Egalitarian Haggadah bridges modern, traditional sede

A "traditional egalitarian" Passover Haggadah may sound like an oxymoron, but author Leona S. Green manages to pull off the combination, in a way both religious Jews and modernists should find acceptable.

"The Traditional Egalitarian Passover Haggadah" took Green 22 years to complete, and it shows. The 98-page text starts with a chapter on how to prepare the household for Passover and ends with an appendix that includes a Washington Post article by columnist George F. Will on the Holocaust and its lasting implications. In between, Green offers not only all the elements of a sit-down seder in English and Hebrew with transliteration, but also many songs, blessings, explanations and "inspirational" passages of contemporary writings related to the holiday.

And while she doesn't go overboard on the egalitarian issue (God is not a "She," but a "You"; "forefathers" are "ancestors," etc.), Green removes gender as an issue at the seder table. Her narrative provides background on the roles that both men and women have played in the story of Passover, and even her explanation of why there is an orange on the seder plate is hardly strident. (In short, she writes that it is "a symbol that women belong wherever Jews carry on a committed Jewish life.") She also gives reasons for why there is one cup on the table for Elijah, and another cup for Moses' sister Miriam, who watched over him and "led the women in song and dance" as the Israelites crossed the parted waters of the Red Sea.

If anything, Green tries a little too hard to please. There is boxed text identifying what she labels "inspirational" passages, and gray shading indicating the "essential elements of the Haggadah" — an abridged "Haggadah within a Haggadah." There are italicized instructions for conducting the seder. And there are indented paragraphs with background information clarifying the meaning of a particular section — that a leader may or may not want to include in the seder. All this makes for a little confusion, especially if a group is to make it to the meal without first starving. No doubt this is why the author devoted a full page to "How to Use This Haggadah."

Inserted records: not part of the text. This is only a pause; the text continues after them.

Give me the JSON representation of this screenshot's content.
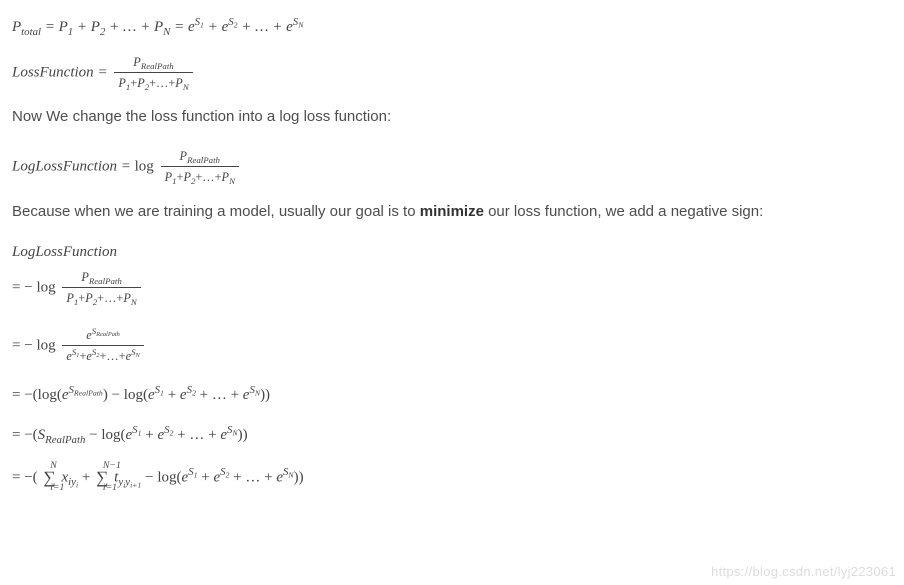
{
  "equations": {
    "ptotal_lhs": "P",
    "ptotal_sub": "total",
    "p": "P",
    "eq": " = ",
    "plus": " + ",
    "dots": " … ",
    "e": "e",
    "s": "S",
    "n1": "1",
    "n2": "2",
    "N": "N",
    "lossfn": "LossFunction",
    "realpath": "RealPath",
    "loglossfn": "LogLossFunction",
    "log": "log",
    "minus": "− ",
    "open": "(",
    "close": ")",
    "x": "x",
    "t": "t",
    "y": "y",
    "Srp": "S",
    "i": "i",
    "ip1": "i+1",
    "i_eq_1": "i=1",
    "Nminus1": "N−1"
  },
  "text": {
    "para1": "Now We change the loss function into a log loss function:",
    "para2a": "Because when we are training a model, usually our goal is to ",
    "para2b": "minimize",
    "para2c": " our loss function, we add a negative sign:"
  },
  "watermark": "https://blog.csdn.net/lyj223061"
}
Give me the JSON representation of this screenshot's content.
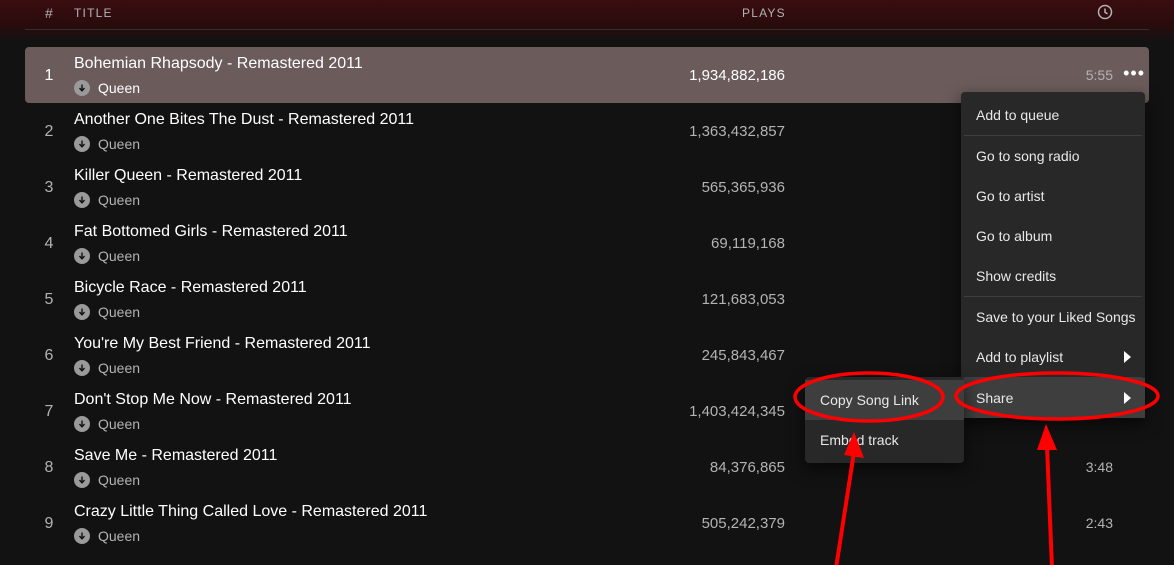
{
  "header": {
    "number_label": "#",
    "title_label": "TITLE",
    "plays_label": "PLAYS",
    "duration_icon": "clock-icon"
  },
  "tracks": [
    {
      "num": "1",
      "title": "Bohemian Rhapsody - Remastered 2011",
      "artist": "Queen",
      "plays": "1,934,882,186",
      "duration": "5:55",
      "selected": true
    },
    {
      "num": "2",
      "title": "Another One Bites The Dust - Remastered 2011",
      "artist": "Queen",
      "plays": "1,363,432,857",
      "duration": ""
    },
    {
      "num": "3",
      "title": "Killer Queen - Remastered 2011",
      "artist": "Queen",
      "plays": "565,365,936",
      "duration": ""
    },
    {
      "num": "4",
      "title": "Fat Bottomed Girls - Remastered 2011",
      "artist": "Queen",
      "plays": "69,119,168",
      "duration": ""
    },
    {
      "num": "5",
      "title": "Bicycle Race - Remastered 2011",
      "artist": "Queen",
      "plays": "121,683,053",
      "duration": ""
    },
    {
      "num": "6",
      "title": "You're My Best Friend - Remastered 2011",
      "artist": "Queen",
      "plays": "245,843,467",
      "duration": ""
    },
    {
      "num": "7",
      "title": "Don't Stop Me Now - Remastered 2011",
      "artist": "Queen",
      "plays": "1,403,424,345",
      "duration": ""
    },
    {
      "num": "8",
      "title": "Save Me - Remastered 2011",
      "artist": "Queen",
      "plays": "84,376,865",
      "duration": "3:48"
    },
    {
      "num": "9",
      "title": "Crazy Little Thing Called Love - Remastered 2011",
      "artist": "Queen",
      "plays": "505,242,379",
      "duration": "2:43"
    }
  ],
  "more_button": "•••",
  "context_menu": {
    "items": [
      "Add to queue",
      "Go to song radio",
      "Go to artist",
      "Go to album",
      "Show credits",
      "Save to your Liked Songs",
      "Add to playlist",
      "Share"
    ]
  },
  "share_submenu": {
    "items": [
      "Copy Song Link",
      "Embed track"
    ]
  },
  "colors": {
    "background": "#121212",
    "selected_row": "#6b5b5b",
    "menu_bg": "#282828",
    "annotation_red": "#ff0000"
  }
}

From a practical standpoint, though, a leader would be advised to study the entire book and pre-select what to use for the seder. Otherwise, especially if there are children at the table, the seder could bog down and drag on far too long.

Yet this Haggadah does not overlook young ones. Green presents children's drawings, pictures of kids, short poems and some downright silly songs, such as this one (sung to the melody of "I've Been Working on the Railroad"):

"I've been workin' on these buildings,

"Pharaoh doesn't pay.

"Workin' workin' on these buildings,

"Oh it steals our pride away…"

To her credit, the Cleveland-area grandmother and retired schoolteacher does her best to make the Passover seder understandable for all ages. And while she carries fond memories of her childhood seders in Pittsburgh, conducted by her zayde in "rapid Hebrew," as an adult her eyes were opened to a more engaging seder experience. Her Haggadah evolved at her own family seders, often at the home of her husband's relatives, over many years. In her preface, she explains that her purpose in writing the Hagaddah was threefold.

"Primarily, I wanted to acknowledge the presence of our foremothers, as well as our forefathers, in the history of our people…

"Secondly, I strived meticulously to adhere to the traditional text and format, using background information to clarify meaning…"

And finally, "I included explicit directions for conducting the seder, so that those who wish to conduct a more traditional seder, but who do not have the background, can do so."

Her goals, and the extensive research she obviously put into reaching them, are commendable.

"The Traditional Egalitarian Passover Haggadah" promotes itself as a "bridge between the liberal and Orthodox haggadot." This may be true, though it also may be that the bridge itself is a little too long for most ordinary families to navigate for their Passover seder. And some shortcuts might be necessary.

Liz Harris

Liz Harris is a J. contributor. She was J.'s culture editor from 2012-2018.